• What to work on: The answer should be every line below, retyped exactly.

• Information shown:
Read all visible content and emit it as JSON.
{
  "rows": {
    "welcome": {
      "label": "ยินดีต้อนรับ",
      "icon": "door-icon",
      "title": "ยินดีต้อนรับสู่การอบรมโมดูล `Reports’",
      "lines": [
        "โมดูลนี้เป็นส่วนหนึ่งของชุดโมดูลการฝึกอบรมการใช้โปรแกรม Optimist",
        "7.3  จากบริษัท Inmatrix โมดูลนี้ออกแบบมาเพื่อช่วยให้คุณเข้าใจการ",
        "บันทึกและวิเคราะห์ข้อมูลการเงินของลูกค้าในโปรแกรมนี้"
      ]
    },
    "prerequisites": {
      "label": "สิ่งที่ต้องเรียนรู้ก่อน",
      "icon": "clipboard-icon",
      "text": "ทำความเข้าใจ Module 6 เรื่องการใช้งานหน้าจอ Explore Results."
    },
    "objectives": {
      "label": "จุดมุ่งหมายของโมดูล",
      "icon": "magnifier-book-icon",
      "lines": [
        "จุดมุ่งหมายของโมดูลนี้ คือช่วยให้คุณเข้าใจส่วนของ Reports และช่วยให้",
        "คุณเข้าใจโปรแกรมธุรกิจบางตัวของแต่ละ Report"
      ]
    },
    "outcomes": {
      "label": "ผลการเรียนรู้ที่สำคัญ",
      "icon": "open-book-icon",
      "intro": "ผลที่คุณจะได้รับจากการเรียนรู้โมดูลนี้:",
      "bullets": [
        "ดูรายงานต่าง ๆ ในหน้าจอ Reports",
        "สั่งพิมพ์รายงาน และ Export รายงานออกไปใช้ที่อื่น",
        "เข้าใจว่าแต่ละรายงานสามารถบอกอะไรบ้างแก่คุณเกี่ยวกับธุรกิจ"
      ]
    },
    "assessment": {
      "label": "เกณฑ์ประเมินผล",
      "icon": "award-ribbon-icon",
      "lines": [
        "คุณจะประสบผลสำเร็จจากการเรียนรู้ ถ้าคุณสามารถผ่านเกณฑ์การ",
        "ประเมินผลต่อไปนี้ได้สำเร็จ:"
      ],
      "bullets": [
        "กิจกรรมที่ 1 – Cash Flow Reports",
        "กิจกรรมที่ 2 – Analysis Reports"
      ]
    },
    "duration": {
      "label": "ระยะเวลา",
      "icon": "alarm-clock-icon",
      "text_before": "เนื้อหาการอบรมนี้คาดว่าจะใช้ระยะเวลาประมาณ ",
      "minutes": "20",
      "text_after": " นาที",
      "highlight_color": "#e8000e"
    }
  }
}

• Task output:
Read all visible content and emit it as JSON.
{
  "rows": {
    "welcome": {
      "label": "ยินดีต้อนรับ",
      "icon": "door-icon",
      "title": "ยินดีต้อนรับสู่การอบรมโมดูล `Reports’",
      "lines": [
        "โมดูลนี้เป็นส่วนหนึ่งของชุดโมดูลการฝึกอบรมการใช้โปรแกรม Optimist",
        "7.3  จากบริษัท Inmatrix โมดูลนี้ออกแบบมาเพื่อช่วยให้คุณเข้าใจการ",
        "บันทึกและวิเคราะห์ข้อมูลการเงินของลูกค้าในโปรแกรมนี้"
      ]
    },
    "prerequisites": {
      "label": "สิ่งที่ต้องเรียนรู้ก่อน",
      "icon": "clipboard-icon",
      "text": "ทำความเข้าใจ Module 6 เรื่องการใช้งานหน้าจอ Explore Results."
    },
    "objectives": {
      "label": "จุดมุ่งหมายของโมดูล",
      "icon": "magnifier-book-icon",
      "lines": [
        "จุดมุ่งหมายของโมดูลนี้ คือช่วยให้คุณเข้าใจส่วนของ Reports และช่วยให้",
        "คุณเข้าใจโปรแกรมธุรกิจบางตัวของแต่ละ Report"
      ]
    },
    "outcomes": {
      "label": "ผลการเรียนรู้ที่สำคัญ",
      "icon": "open-book-icon",
      "intro": "ผลที่คุณจะได้รับจากการเรียนรู้โมดูลนี้:",
      "bullets": [
        "ดูรายงานต่าง ๆ ในหน้าจอ Reports",
        "สั่งพิมพ์รายงาน และ Export รายงานออกไปใช้ที่อื่น",
        "เข้าใจว่าแต่ละรายงานสามารถบอกอะไรบ้างแก่คุณเกี่ยวกับธุรกิจ"
      ]
    },
    "assessment": {
      "label": "เกณฑ์ประเมินผล",
      "icon": "award-ribbon-icon",
      "lines": [
        "คุณจะประสบผลสำเร็จจากการเรียนรู้ ถ้าคุณสามารถผ่านเกณฑ์การ",
        "ประเมินผลต่อไปนี้ได้สำเร็จ:"
      ],
      "bullets": [
        "กิจกรรมที่ 1 – Cash Flow Reports",
        "กิจกรรมที่ 2 – Analysis Reports"
      ]
    },
    "duration": {
      "label": "ระยะเวลา",
      "icon": "alarm-clock-icon",
      "text_before": "เนื้อหาการอบรมนี้คาดว่าจะใช้ระยะเวลาประมาณ ",
      "minutes": "20",
      "text_after": " นาที",
      "highlight_color": "#e8000e"
    }
  }
}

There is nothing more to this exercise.